Your challenges are the Danish language, unknown words or old expressions
When deciphering and transcribing records (or trying to do so) a mayor problem, or challenge if you will, is that records are likely to be in Danish. Although you are armed with a Danish-English dictionary you might encounter words that you don't know and can't look up. It could be a seldomly used Danish word, technical term, or even a dialect expression.
Furthermore words and the spelling of words and how people express themselves differs from today. There were no official spelling conventions in Denmark before 1892 so until then it was common to write the words as they were pronounced (and here you'll sometimes need a little fantasy in order to guess).
Ok. Let's get started...
To read old documents you will need both patience, fantasy, and sometimes a little bit of luck; patience is needed because you need to train your eye to read unfamiliar handwriting, and at first you only make slow progress. You'll need to use your fantasy when deciphering a very difficult text and need to "troubleshoot". And you'll sometimes need a bit of luck, for example when otherwise illegible entries in a church register, suddenly changes to readable handwriting just before your ancestors entry.Â
Trust me! With patience, fantasy and luck it WILL get easier to read as you go along.
Here's a few useful tips to get started:
1Before you start a good idea is to have a Danish-English dictionary or word lists etc. to assist you (could be an online version). If you have a basic knowledge of the Danish language it will of course be a great help, but if not, don't worry, because you can often rely on the many standard phrases and words that were used in for example the Danish church registers.
2A good place to start is official documents, where the handwriting might be more standardized, using words that are easily recognizable.

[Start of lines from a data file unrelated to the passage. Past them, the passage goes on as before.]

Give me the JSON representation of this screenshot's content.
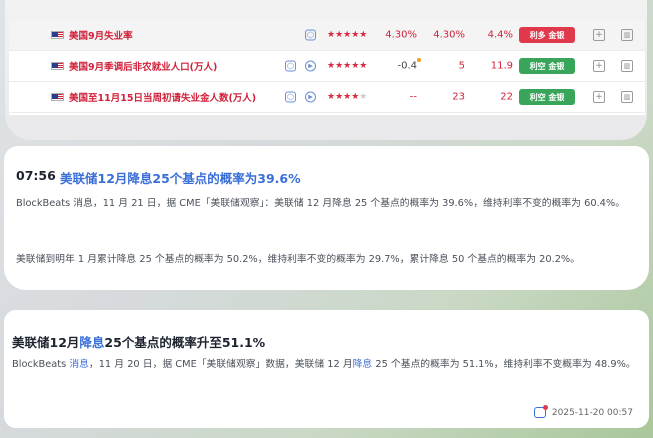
{
  "econ_table": {
    "rows": [
      {
        "name": "美国9月失业率",
        "stars": "★★★★★",
        "stars_dim": "",
        "actual": "4.30%",
        "forecast": "4.30%",
        "previous": "4.4%",
        "badge": "利多 金银",
        "badge_type": "bull",
        "has_play": false
      },
      {
        "name": "美国9月季调后非农就业人口(万人)",
        "stars": "★★★★★",
        "stars_dim": "",
        "actual": "-0.4",
        "forecast": "5",
        "previous": "11.9",
        "badge": "利空 金银",
        "badge_type": "bear",
        "has_play": true
      },
      {
        "name": "美国至11月15日当周初请失业金人数(万人)",
        "stars": "★★★★",
        "stars_dim": "★",
        "actual": "--",
        "forecast": "23",
        "previous": "22",
        "badge": "利空 金银",
        "badge_type": "bear",
        "has_play": true
      }
    ]
  },
  "news1": {
    "time": "07:56",
    "headline": "美联储12月降息25个基点的概率为39.6%",
    "para1": "BlockBeats 消息，11 月 21 日，据 CME「美联储观察」：美联储 12 月降息 25 个基点的概率为 39.6%，维持利率不变的概率为 60.4%。",
    "para2": "美联储到明年 1 月累计降息 25 个基点的概率为 50.2%，维持利率不变的概率为 29.7%，累计降息 50 个基点的概率为 20.2%。"
  },
  "news2": {
    "headline_pre": "美联储12月",
    "headline_hl": "降息",
    "headline_post": "25个基点的概率升至51.1%",
    "body_a": "BlockBeats ",
    "body_b": "消息",
    "body_c": "，11 月 20 日，据 CME「美联储观察」数据，美联储 12 月",
    "body_d": "降息",
    "body_e": " 25 个基点的概率为 51.1%，维持利率不变概率为 48.9%。",
    "timestamp": "2025-11-20 00:57"
  },
  "colors": {
    "accent_blue": "#3a6fd8",
    "bull_red": "#e0394b",
    "bear_green": "#38a55a"
  },
  "icons": [
    "cube-icon",
    "play-icon",
    "plus-icon",
    "chart-icon",
    "share-icon",
    "flag-us-icon"
  ]
}
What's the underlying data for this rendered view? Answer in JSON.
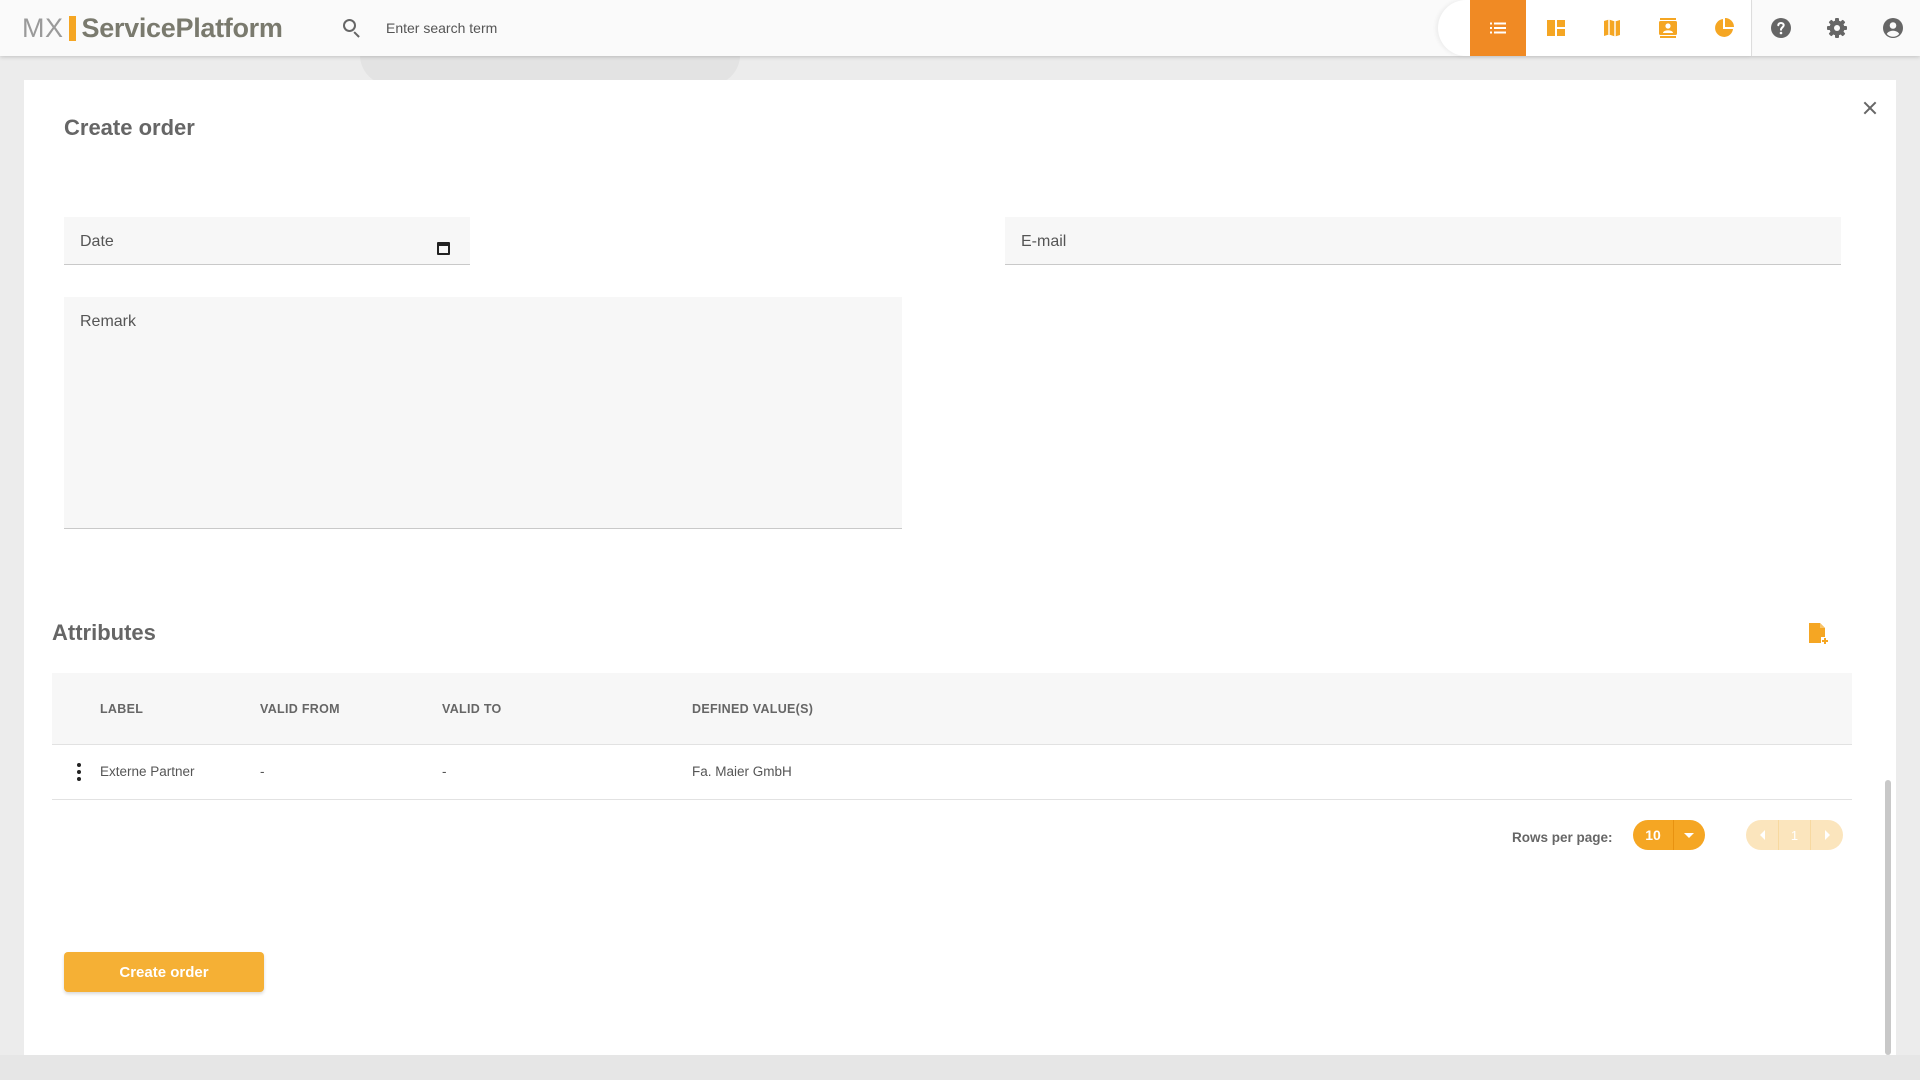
{
  "colors": {
    "accent": "#f5a623",
    "active_nav": "#f08a24",
    "icon_gray": "#666666"
  },
  "brand": {
    "prefix": "MX",
    "name": "ServicePlatform"
  },
  "search": {
    "placeholder": "Enter search term"
  },
  "nav": {
    "items": [
      {
        "icon": "list-icon",
        "active": true
      },
      {
        "icon": "dashboard-icon",
        "active": false
      },
      {
        "icon": "map-icon",
        "active": false
      },
      {
        "icon": "contacts-icon",
        "active": false
      },
      {
        "icon": "pie-chart-icon",
        "active": false
      }
    ],
    "utility": [
      {
        "icon": "help-icon"
      },
      {
        "icon": "settings-icon"
      },
      {
        "icon": "account-icon"
      }
    ]
  },
  "dialog": {
    "title": "Create order",
    "fields": {
      "date_label": "Date",
      "email_label": "E-mail",
      "remark_label": "Remark"
    },
    "attributes": {
      "title": "Attributes",
      "columns": [
        "LABEL",
        "VALID FROM",
        "VALID TO",
        "DEFINED VALUE(S)"
      ],
      "rows": [
        {
          "label": "Externe Partner",
          "valid_from": "-",
          "valid_to": "-",
          "defined_values": "Fa. Maier GmbH"
        }
      ],
      "rows_per_page_label": "Rows per page:",
      "rows_per_page": "10",
      "current_page": "1"
    },
    "submit_label": "Create order"
  }
}
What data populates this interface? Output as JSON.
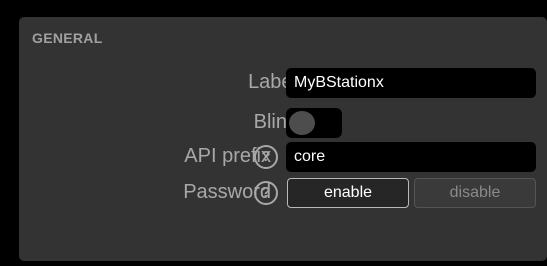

As mentioned, you will encounter that there are many standard phrases and words that are used in church records, censuses, probates/wills, deeds etc.
3be sure to transcribe all text and using the original words as they were writtenâ€”word by word and letter by letterâ€”as much as possible. And be sure to add a line break in your notes the same places as the original record.
4If you don't have permanent access to the document, for example if you are visiting the archive, make sure to take a photocopy or simply just take a photo of it for later reference.
5Try to identify how the specific record keeper wrote. Find a word you can identify, perhaps an easily recognizable name, and take a closer look at each letter trying to identify similar in the sentence or word you are struggling with. You might even want to read through some non-related records just to learn the words.
6If you are running tired, put the text away and take it up later. This usually helps a lot! But if you are really stuck, it is always a good idea to ask a friend or a fellow family historian to take a look. Even a quick look with "new eyes" may give you the necessary breakthrough.
Give it a try! Be patient and always keep in mind that you eventually WILL be able to read old handwriting.
Good luck with your further research ;-)